— INPUT RECORDS —
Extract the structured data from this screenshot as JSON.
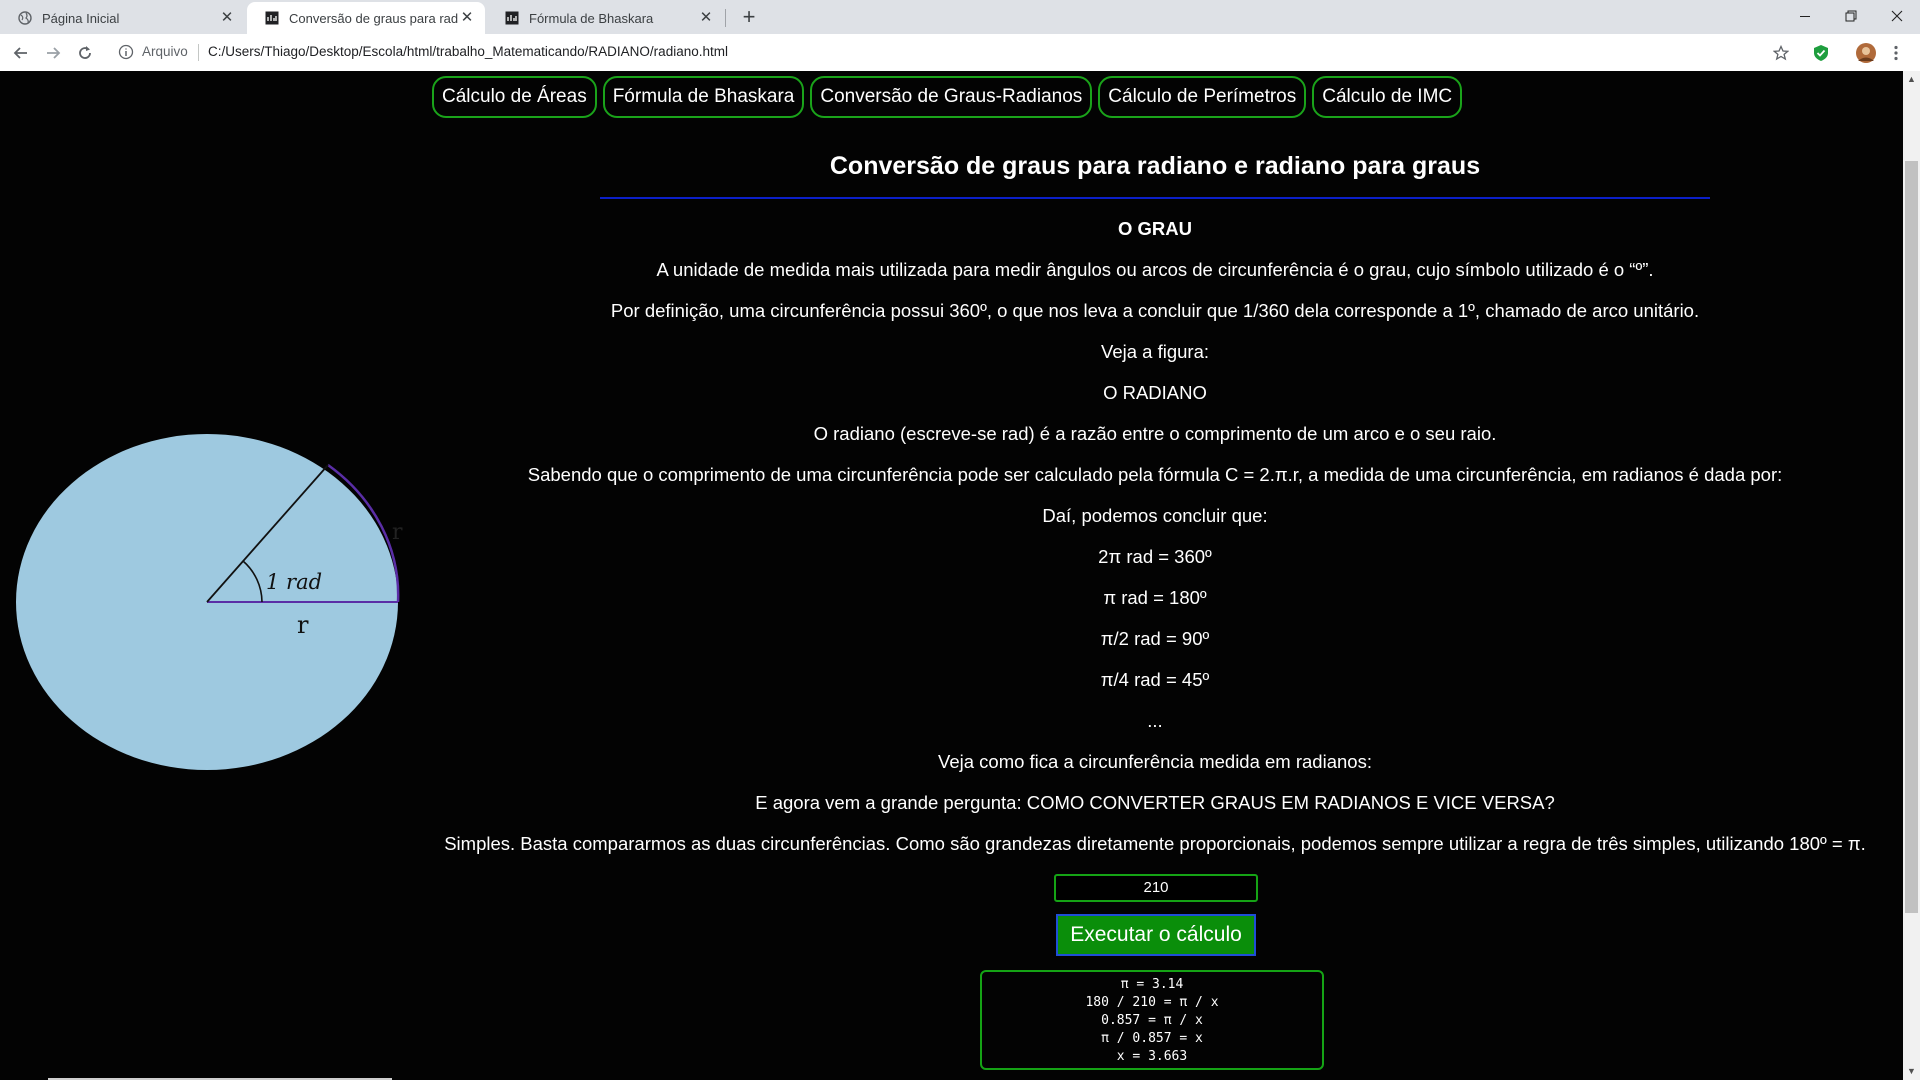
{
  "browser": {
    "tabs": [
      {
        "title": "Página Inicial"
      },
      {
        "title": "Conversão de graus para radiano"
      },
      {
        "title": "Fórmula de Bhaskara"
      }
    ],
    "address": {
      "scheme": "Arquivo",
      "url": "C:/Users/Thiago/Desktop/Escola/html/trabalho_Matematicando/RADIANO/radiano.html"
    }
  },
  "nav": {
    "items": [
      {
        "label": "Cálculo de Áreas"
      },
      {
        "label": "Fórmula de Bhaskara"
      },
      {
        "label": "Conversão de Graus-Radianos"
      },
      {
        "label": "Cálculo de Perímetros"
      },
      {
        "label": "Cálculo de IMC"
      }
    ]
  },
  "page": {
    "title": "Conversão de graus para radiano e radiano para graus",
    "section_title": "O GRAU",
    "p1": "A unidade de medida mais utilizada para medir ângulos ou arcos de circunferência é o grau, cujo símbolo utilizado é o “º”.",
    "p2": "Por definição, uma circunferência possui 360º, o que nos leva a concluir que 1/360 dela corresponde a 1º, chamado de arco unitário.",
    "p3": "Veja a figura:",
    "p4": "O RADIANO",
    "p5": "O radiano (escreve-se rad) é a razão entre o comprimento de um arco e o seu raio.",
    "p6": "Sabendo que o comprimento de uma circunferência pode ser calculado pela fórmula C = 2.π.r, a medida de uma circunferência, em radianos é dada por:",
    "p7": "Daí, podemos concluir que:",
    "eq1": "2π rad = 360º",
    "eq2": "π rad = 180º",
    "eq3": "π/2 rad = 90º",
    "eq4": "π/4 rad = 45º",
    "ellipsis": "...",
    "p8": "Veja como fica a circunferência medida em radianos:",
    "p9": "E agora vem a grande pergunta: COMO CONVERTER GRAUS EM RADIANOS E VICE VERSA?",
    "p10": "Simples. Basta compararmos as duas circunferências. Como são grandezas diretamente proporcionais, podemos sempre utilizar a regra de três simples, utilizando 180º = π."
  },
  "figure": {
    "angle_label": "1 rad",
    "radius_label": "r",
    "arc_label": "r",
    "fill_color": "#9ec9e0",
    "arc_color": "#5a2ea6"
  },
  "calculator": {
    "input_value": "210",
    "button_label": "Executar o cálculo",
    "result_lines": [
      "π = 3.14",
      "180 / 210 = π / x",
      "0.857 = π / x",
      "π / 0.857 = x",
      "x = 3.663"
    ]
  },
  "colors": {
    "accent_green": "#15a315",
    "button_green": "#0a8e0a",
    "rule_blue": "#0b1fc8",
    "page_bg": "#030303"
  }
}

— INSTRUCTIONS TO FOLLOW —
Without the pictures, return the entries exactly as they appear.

— ANSWER SPACE —
Extract the structured data from this screenshot as JSON.
{
  "browser": {
    "tabs": [
      {
        "title": "Página Inicial"
      },
      {
        "title": "Conversão de graus para radiano"
      },
      {
        "title": "Fórmula de Bhaskara"
      }
    ],
    "address": {
      "scheme": "Arquivo",
      "url": "C:/Users/Thiago/Desktop/Escola/html/trabalho_Matematicando/RADIANO/radiano.html"
    }
  },
  "nav": {
    "items": [
      {
        "label": "Cálculo de Áreas"
      },
      {
        "label": "Fórmula de Bhaskara"
      },
      {
        "label": "Conversão de Graus-Radianos"
      },
      {
        "label": "Cálculo de Perímetros"
      },
      {
        "label": "Cálculo de IMC"
      }
    ]
  },
  "page": {
    "title": "Conversão de graus para radiano e radiano para graus",
    "section_title": "O GRAU",
    "p1": "A unidade de medida mais utilizada para medir ângulos ou arcos de circunferência é o grau, cujo símbolo utilizado é o “º”.",
    "p2": "Por definição, uma circunferência possui 360º, o que nos leva a concluir que 1/360 dela corresponde a 1º, chamado de arco unitário.",
    "p3": "Veja a figura:",
    "p4": "O RADIANO",
    "p5": "O radiano (escreve-se rad) é a razão entre o comprimento de um arco e o seu raio.",
    "p6": "Sabendo que o comprimento de uma circunferência pode ser calculado pela fórmula C = 2.π.r, a medida de uma circunferência, em radianos é dada por:",
    "p7": "Daí, podemos concluir que:",
    "eq1": "2π rad = 360º",
    "eq2": "π rad = 180º",
    "eq3": "π/2 rad = 90º",
    "eq4": "π/4 rad = 45º",
    "ellipsis": "...",
    "p8": "Veja como fica a circunferência medida em radianos:",
    "p9": "E agora vem a grande pergunta: COMO CONVERTER GRAUS EM RADIANOS E VICE VERSA?",
    "p10": "Simples. Basta compararmos as duas circunferências. Como são grandezas diretamente proporcionais, podemos sempre utilizar a regra de três simples, utilizando 180º = π."
  },
  "figure": {
    "angle_label": "1 rad",
    "radius_label": "r",
    "arc_label": "r",
    "fill_color": "#9ec9e0",
    "arc_color": "#5a2ea6"
  },
  "calculator": {
    "input_value": "210",
    "button_label": "Executar o cálculo",
    "result_lines": [
      "π = 3.14",
      "180 / 210 = π / x",
      "0.857 = π / x",
      "π / 0.857 = x",
      "x = 3.663"
    ]
  },
  "colors": {
    "accent_green": "#15a315",
    "button_green": "#0a8e0a",
    "rule_blue": "#0b1fc8",
    "page_bg": "#030303"
  }
}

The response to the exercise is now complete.